ahead on 10 minutes when a Craig Mahon shot was fumbled
by Welling goalkeeper Jonathan Henly and –
to everyone’s amazement –
ended up in the back of the net.
I'm struggling to think of another
attempt on goal in the first half in a match which was
largely devoid of goalmouth action. I even think there
were only two corners in the game –
and one of them resulted in the Welling equaliser.
Chester started with Chris Iwelumo
for the first time since August, after Craig Hobson
picked up a knock in the Grimsby match. Hobson, the
club's top scorer this season, still made the bench.
Iwelumo didn’t really make an
impression again, and seemed to be most effective when
he was called into defensive duty during a couple of
occasions in the first half. He actually missed the
best goal chance of the match on the 53rd minute when
a good cross from Gareth Roberts found him in space
right in front of the net. But he headed the ball way
wide – later blaming
the sun for him missing such a great opportunity.
It was one of those days when everyone
in the main stand had to shield their eyes to follow
the action in the second half –
a real sign that the clocks are about to change and
winter will soon be on the way.
As the game wore on, Chester seemed
to be hoping a more defensive approach would allow them
to keep their slender advantage. Kingsley James, who
went on to be man-of-the-match sat further back in the
second half to steady the defence.
It was Mahon who’d actually
caught my eye as a potential man-of-the-match. He played
with a bit of adventure and never seemed to stop working.
It was no wonder he got a rousing round of applause
when he was replaced by Danny Harrison on the 81st minute.

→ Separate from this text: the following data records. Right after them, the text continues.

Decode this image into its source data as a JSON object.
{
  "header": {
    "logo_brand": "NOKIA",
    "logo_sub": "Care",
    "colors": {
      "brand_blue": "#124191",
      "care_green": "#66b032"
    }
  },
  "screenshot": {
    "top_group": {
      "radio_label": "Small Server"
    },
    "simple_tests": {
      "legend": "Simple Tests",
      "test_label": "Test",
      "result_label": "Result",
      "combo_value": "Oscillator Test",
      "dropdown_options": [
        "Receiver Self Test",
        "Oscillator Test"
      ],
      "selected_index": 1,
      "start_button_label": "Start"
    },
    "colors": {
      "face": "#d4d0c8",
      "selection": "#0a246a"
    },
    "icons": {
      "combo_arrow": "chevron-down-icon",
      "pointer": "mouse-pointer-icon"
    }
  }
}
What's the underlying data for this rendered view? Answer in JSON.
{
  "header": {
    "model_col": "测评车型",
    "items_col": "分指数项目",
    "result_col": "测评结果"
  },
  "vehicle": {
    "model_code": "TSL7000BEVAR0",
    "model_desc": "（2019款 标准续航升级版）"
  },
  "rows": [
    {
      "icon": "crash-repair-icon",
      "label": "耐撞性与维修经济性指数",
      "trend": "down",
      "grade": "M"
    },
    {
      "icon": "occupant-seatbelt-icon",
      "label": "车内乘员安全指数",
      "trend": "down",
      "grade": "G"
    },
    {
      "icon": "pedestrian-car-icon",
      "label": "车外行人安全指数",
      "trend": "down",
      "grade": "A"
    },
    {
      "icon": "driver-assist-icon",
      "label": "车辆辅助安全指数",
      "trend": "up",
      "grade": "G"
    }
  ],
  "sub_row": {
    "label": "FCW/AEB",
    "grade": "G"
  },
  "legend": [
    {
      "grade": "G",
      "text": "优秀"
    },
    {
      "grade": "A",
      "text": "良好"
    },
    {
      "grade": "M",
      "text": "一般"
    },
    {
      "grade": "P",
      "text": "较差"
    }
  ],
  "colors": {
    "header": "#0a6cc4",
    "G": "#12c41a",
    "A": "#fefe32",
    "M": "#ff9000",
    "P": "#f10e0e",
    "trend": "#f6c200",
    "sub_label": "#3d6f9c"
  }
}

Iwelumo was replaced by Peter Winn at the same time.
It’s actually hard to believe
that we’re now a third of the way through the
League season, and just when I was thinking Chester
could end up in their highest ever league position since
the reformation, Welling finally hit back. In fairness,
a goal had been coming as they’d been continually
pushing forward following the Chester double substitution.
Just when Chester nails were being
bitten as the referee allowed four minutes’ injury
time, Welling won a 92nd minute corner. The Blues failed
to clear it, and Tyrone Marsh was in the right place
to score an easy equaliser. The final whistle went about
90 seconds later, leaving Chester reflecting on another
set piece which cost them two points.